Just as Truman Capote spun an evening with Marlon Brando into “The Duke in His Domain”—a 1957 New Yorker profile—and a lifetime of cocktail party anecdotes, David Lipsky turned a five-day assignment following Infinite Jest writer David Foster Wallace into his 2010 memoir Although of Course You End Up Becoming Yourself: A Road Trip with David Foster Wallace and a lifetime of Wallace-related speaking engagements. Not a bad celebrity sighting exchange rate.
Now Lipsky’s memoir has been adapted for the screen by writer Donald Margulies and director James Ponsoldt (The Spectacular Now), with Jesse Eisenberg playing the subtly hostile hero-worshiper Lipsky and Jason Segel as the self-deprecating literary lion Wallace. Rather than the stuffy or self-infatuated film that you might expect, The End of the Tour is an intelligent and infectious two-hander, a My McDonald’s Breakfast with David explosion of engrossing conversation, and an insightful look into the competitive insecurities that eat away at writers of all statures.
The film opens in 2008 as Lipsky learns of Wallace’s death by suicide, but quickly flashes back to 1996, where Lipsky pushes his Rolling Stone editors to assign him to a Wallace interview. At the time, the unkempt and perpetually bandana-ed Wallace was red-hot in the literary world following the publication of Infinite Jest, yet still maintained a very modest and solitary existence teaching at Illinois State University, living all alone in his “literary dorm room” with a couple of slobbering black dogs and piles upon piles of junk food.
The End of the Tour follows the hot-and-cold friendship that develops between Lipsky and Wallace as they wind up the Infinite Jest book tour together, following their bull sessions on long, snowy car rides and in mid-level Minneapolis hotels. Their conversation touches on a wide range of topics, from Wallace’s “normal” childhood to his discomfort with fame to an erotic image of Alanis Morissette eating a ham sandwich. It’s not about the writing process as much as it’s about the writing ego, an easily wounded monster that both craves and dreads validation.

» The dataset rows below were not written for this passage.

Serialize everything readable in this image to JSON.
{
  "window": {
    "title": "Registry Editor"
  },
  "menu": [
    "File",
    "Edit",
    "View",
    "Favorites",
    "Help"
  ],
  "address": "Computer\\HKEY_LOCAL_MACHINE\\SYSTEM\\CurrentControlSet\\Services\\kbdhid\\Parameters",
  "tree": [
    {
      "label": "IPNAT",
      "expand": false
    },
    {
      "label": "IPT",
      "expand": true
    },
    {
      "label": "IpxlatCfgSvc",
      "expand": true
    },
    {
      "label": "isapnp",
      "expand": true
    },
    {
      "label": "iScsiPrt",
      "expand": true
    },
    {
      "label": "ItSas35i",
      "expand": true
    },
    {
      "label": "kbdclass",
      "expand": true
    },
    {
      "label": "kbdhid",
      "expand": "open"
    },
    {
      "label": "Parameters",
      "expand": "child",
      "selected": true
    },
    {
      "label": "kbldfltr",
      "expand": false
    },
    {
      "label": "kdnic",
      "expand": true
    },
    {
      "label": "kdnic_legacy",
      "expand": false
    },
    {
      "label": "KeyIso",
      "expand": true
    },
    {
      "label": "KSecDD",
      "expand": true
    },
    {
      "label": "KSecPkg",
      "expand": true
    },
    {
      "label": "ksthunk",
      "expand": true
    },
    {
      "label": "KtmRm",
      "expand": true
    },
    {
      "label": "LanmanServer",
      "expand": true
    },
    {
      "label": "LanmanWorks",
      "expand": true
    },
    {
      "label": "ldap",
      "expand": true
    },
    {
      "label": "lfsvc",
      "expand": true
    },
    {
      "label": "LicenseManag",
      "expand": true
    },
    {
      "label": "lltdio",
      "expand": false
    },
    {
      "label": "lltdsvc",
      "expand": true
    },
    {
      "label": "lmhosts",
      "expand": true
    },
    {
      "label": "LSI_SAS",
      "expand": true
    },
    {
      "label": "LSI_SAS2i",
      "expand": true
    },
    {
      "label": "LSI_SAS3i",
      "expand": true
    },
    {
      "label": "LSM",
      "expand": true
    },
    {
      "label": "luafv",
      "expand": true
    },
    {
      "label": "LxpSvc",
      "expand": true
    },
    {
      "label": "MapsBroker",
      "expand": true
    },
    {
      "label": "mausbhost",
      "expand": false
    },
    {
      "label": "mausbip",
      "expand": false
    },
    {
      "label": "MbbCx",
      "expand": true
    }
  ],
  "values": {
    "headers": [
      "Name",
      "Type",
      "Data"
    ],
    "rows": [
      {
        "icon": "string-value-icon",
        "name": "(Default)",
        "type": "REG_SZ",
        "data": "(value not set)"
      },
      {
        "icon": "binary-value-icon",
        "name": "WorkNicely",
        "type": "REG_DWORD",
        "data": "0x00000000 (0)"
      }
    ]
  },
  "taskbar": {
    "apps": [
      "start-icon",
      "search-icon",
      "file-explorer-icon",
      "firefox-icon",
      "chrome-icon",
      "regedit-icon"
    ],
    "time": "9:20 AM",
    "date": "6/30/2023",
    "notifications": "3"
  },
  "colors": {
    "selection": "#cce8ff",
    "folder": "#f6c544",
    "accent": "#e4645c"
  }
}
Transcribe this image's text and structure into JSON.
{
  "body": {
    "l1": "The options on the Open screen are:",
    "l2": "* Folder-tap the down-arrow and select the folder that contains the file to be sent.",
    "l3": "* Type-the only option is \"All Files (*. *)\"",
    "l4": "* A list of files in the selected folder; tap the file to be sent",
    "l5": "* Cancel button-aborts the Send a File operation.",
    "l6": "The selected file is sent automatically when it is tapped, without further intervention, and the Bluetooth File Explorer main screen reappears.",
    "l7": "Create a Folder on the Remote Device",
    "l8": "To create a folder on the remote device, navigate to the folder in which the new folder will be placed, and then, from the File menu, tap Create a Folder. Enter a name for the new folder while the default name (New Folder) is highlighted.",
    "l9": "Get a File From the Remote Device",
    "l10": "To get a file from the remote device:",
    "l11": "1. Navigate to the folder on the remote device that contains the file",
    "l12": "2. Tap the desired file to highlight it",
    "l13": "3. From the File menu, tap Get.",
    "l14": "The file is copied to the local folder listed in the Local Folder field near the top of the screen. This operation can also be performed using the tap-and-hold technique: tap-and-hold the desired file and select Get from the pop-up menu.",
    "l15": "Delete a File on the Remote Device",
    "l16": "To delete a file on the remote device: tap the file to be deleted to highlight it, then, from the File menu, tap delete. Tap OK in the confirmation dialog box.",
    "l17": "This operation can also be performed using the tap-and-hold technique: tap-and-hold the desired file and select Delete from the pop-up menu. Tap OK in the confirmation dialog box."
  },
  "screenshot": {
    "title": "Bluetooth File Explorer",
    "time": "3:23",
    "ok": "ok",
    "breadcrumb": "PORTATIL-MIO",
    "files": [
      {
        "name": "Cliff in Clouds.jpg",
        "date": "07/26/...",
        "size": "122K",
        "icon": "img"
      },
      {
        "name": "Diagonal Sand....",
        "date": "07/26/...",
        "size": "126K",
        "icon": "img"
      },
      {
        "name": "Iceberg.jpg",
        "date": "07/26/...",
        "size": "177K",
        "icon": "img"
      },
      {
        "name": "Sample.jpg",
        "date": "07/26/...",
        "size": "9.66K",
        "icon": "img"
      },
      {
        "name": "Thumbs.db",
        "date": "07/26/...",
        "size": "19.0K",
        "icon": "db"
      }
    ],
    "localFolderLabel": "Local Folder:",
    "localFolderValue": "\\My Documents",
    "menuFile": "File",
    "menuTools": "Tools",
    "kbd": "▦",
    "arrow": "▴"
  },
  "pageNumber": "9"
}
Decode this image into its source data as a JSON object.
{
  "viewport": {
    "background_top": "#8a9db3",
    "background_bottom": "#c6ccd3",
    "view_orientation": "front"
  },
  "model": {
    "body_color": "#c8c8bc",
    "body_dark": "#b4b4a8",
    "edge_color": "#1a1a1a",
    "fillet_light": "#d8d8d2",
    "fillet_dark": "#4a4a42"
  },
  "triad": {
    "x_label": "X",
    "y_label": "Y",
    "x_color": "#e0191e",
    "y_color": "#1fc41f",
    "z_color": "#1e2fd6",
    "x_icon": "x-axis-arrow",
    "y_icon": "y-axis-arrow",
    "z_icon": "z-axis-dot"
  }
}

With his omnipresent tape recorder constantly clicking and humming, Lipsky tries to get the shy and evasive Wallace to open up about his life. Wallace, meanwhile, seems more concerned with how he’ll be portrayed by Lipsky: almost every one of Wallace’s remarks is followed by a “10 percent joking,” worst-case scenario of how it could get framed in the pages of Rolling Stone. Then a struggling novelist himself, Lipsky desperately coveted the adoring crowds and universal acclaim that Wallace deflected away, and he’s nonplussed to find his unquestioned superior harboring such profound self-doubts.
Segel does great work in an atypical role as Wallace, resisting the temptation of impersonation in order to cut at something deeper and more personal—he’s a lot more than a bandanna and a scraggly wig. Unsurprisingly, Segel is getting awards buzz for his performance, but Eisenberg is even more impressive as Lipsky, the smirking Salieri to Segel’s awkward Amadeus, all needy, nervous laughter and simmering resentment. Their crackling chemistry is essential for a film that finds all of its action in conversation.